**What the exercise asks:** Pull every line that includes the word "NUMBER" out of the data below and copy it.

**Data under study:**
++++++++++

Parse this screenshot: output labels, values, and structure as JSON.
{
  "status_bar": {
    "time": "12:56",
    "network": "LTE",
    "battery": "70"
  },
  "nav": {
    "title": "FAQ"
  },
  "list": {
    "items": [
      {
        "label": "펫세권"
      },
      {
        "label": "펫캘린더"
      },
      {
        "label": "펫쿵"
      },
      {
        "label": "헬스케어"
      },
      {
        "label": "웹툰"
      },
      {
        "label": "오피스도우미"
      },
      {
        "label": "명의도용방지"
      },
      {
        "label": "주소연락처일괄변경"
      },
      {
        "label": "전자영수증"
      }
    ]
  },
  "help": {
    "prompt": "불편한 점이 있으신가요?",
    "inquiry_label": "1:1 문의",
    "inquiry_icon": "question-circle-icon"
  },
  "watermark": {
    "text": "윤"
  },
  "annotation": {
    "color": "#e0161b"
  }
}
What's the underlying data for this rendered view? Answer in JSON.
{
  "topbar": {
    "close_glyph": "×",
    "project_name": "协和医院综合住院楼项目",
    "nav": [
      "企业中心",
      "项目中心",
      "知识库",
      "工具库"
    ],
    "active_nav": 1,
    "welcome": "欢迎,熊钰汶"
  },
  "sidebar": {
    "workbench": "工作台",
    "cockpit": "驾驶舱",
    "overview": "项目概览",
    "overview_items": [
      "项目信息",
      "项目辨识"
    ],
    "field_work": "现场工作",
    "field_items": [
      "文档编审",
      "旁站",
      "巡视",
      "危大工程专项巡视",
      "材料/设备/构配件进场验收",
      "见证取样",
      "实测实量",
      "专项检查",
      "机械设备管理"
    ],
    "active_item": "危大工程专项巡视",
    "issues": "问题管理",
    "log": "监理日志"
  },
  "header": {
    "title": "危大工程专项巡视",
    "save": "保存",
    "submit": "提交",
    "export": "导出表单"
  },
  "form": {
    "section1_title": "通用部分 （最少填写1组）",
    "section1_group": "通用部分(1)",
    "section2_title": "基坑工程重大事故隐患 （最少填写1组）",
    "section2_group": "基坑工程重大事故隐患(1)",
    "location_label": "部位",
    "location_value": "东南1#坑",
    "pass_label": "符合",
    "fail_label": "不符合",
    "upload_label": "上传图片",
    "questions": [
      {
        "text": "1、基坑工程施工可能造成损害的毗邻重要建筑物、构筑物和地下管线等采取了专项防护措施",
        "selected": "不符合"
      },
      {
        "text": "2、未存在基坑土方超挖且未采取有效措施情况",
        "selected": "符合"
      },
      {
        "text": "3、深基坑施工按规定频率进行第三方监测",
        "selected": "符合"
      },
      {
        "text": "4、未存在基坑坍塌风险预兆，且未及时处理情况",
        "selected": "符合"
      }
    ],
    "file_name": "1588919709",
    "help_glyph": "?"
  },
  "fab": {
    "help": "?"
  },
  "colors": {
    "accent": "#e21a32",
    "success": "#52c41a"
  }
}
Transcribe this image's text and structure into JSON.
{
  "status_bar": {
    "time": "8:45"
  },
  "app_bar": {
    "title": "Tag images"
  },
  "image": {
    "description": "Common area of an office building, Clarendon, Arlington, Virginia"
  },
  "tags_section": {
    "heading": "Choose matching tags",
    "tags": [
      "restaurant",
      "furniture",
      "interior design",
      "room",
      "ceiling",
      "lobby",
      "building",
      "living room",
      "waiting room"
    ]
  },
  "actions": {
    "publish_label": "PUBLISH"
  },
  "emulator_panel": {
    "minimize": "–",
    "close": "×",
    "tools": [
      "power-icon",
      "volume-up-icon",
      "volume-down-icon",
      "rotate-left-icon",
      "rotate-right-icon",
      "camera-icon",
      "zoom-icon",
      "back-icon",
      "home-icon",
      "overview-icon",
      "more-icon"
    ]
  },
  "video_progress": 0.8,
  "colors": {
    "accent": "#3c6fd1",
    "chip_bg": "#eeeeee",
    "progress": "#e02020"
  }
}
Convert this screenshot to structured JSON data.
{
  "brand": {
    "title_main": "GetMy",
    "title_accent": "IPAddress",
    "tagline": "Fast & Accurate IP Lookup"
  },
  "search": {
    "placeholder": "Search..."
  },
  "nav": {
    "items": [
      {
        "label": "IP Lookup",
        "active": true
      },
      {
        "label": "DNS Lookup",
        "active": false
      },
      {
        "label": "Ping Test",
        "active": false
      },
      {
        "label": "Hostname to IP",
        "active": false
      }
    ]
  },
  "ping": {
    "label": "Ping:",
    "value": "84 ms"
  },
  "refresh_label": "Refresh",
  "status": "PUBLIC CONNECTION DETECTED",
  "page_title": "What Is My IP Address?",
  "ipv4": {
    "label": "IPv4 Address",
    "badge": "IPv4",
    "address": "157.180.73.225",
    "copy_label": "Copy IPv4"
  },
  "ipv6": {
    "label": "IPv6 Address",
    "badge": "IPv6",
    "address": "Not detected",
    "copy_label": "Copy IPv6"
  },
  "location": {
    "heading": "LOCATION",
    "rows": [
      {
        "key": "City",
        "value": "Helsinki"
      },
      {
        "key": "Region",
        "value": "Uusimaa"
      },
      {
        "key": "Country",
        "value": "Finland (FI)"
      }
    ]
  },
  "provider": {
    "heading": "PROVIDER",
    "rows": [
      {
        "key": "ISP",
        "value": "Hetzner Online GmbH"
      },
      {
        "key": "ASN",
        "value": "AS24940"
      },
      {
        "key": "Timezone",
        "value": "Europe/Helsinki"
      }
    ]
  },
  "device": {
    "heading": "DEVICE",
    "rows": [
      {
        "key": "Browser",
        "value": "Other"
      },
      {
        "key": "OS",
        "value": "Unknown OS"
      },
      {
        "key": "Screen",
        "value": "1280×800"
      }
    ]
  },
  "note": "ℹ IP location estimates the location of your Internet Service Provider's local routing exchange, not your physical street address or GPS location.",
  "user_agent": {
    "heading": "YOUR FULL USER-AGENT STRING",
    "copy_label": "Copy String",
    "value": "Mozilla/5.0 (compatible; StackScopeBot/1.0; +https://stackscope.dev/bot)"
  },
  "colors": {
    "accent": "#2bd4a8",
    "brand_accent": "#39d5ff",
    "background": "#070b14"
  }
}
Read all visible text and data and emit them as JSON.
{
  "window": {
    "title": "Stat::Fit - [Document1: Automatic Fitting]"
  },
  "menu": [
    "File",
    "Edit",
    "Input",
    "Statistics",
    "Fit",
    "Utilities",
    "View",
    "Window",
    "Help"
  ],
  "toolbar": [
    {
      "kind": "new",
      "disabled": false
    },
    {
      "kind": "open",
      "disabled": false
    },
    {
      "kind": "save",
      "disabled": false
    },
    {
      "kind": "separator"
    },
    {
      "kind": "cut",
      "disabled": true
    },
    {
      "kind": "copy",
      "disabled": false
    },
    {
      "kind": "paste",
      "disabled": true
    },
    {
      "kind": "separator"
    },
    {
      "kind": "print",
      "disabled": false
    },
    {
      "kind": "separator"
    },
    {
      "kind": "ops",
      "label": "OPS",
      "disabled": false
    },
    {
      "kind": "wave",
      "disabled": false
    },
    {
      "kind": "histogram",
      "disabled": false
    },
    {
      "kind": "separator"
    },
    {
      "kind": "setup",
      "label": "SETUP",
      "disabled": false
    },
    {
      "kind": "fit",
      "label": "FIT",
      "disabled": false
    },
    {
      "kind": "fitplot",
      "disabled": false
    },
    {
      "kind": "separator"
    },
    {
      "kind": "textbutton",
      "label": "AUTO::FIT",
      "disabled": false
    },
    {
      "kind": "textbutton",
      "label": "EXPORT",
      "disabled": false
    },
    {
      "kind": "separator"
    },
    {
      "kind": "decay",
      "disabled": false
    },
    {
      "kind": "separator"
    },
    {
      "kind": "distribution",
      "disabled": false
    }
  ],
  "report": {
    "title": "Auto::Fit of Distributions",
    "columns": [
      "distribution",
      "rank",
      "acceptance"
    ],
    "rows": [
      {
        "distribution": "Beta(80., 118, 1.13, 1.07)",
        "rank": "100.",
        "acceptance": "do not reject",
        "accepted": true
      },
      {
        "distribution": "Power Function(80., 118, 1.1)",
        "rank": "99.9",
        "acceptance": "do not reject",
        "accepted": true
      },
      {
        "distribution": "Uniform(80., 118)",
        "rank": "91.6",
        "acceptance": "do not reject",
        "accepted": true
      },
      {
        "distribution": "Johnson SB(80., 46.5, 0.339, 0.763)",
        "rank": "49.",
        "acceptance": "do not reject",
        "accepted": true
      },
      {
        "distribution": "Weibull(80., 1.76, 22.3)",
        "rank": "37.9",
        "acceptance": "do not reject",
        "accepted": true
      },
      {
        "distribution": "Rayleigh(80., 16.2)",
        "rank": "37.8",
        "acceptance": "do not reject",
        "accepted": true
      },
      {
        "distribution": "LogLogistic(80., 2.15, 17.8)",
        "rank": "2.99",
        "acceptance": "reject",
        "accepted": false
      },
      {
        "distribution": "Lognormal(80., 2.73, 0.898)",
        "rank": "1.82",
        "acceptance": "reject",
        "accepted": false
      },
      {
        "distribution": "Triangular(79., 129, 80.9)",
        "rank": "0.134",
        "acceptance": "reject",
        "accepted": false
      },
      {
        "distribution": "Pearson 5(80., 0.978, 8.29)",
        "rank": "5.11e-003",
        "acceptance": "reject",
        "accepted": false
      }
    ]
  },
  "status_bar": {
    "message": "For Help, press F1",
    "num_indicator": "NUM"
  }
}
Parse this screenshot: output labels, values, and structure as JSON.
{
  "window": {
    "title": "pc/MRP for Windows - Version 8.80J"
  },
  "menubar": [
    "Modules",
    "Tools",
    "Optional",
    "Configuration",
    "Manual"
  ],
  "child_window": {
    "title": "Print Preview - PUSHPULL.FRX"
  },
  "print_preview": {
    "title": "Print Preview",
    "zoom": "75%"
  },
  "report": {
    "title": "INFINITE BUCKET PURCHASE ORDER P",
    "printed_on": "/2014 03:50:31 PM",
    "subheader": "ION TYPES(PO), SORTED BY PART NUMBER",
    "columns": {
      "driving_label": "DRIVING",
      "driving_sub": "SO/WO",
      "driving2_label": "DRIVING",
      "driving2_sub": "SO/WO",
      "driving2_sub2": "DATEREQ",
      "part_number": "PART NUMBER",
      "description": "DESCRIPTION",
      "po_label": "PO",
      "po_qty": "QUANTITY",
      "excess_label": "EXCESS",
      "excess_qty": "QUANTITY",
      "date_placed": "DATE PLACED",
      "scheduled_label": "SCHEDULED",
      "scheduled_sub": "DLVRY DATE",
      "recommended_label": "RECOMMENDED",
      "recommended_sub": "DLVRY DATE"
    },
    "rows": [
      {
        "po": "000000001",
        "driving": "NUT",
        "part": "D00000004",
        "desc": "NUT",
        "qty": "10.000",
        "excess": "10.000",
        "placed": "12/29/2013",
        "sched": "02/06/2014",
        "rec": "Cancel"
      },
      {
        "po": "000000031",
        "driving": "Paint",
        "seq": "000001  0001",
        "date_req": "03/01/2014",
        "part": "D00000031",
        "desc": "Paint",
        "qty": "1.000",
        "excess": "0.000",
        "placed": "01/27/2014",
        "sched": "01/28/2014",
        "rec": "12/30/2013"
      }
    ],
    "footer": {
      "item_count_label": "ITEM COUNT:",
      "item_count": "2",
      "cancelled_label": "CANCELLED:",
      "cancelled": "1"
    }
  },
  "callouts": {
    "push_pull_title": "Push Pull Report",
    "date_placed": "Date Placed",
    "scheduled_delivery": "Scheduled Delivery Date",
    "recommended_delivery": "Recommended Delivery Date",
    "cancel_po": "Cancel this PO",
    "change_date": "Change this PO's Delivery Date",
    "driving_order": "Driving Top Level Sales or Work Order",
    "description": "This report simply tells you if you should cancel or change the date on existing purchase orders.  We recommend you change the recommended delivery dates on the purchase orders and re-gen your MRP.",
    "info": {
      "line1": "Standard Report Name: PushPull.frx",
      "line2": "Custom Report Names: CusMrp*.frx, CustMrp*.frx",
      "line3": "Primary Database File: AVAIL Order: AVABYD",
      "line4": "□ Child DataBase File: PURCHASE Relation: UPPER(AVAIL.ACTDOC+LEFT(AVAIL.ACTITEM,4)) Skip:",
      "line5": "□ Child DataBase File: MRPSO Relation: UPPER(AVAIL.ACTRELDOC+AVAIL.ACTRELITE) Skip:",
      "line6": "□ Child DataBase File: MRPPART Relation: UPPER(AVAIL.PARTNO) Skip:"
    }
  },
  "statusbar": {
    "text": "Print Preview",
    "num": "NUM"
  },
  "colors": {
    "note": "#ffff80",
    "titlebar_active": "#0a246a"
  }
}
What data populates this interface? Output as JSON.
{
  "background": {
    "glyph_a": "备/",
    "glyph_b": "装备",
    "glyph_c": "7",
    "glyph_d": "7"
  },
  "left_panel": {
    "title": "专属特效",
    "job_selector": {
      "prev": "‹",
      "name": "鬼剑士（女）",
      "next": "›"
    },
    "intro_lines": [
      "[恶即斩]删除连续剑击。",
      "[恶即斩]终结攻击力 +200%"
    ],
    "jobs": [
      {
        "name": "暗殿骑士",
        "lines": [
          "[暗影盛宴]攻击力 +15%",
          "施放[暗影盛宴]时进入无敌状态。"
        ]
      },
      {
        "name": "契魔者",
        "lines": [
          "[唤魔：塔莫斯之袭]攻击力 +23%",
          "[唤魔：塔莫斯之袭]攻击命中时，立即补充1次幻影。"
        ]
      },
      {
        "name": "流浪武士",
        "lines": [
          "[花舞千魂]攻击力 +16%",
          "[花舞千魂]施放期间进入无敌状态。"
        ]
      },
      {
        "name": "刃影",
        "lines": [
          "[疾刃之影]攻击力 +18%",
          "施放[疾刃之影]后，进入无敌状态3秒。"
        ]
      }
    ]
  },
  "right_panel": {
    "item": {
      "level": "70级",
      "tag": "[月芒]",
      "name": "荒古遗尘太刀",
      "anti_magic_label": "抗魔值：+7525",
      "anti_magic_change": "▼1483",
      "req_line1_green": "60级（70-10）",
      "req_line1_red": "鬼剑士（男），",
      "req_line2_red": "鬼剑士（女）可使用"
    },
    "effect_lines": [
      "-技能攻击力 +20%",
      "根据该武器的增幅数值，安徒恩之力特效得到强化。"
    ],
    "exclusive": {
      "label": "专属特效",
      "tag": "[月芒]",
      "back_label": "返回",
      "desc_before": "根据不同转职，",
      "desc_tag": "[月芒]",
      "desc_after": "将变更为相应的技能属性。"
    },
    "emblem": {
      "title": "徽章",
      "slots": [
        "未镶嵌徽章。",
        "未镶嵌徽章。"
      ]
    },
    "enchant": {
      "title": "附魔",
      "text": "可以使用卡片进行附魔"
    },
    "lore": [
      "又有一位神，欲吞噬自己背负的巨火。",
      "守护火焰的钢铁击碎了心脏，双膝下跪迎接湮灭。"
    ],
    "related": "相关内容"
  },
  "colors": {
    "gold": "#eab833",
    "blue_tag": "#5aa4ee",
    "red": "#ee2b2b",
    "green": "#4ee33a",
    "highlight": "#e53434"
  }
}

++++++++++

**Exercise result:**
    "subheader": "ION TYPES(PO), SORTED BY PART NUMBER",
      "part_number": "PART NUMBER",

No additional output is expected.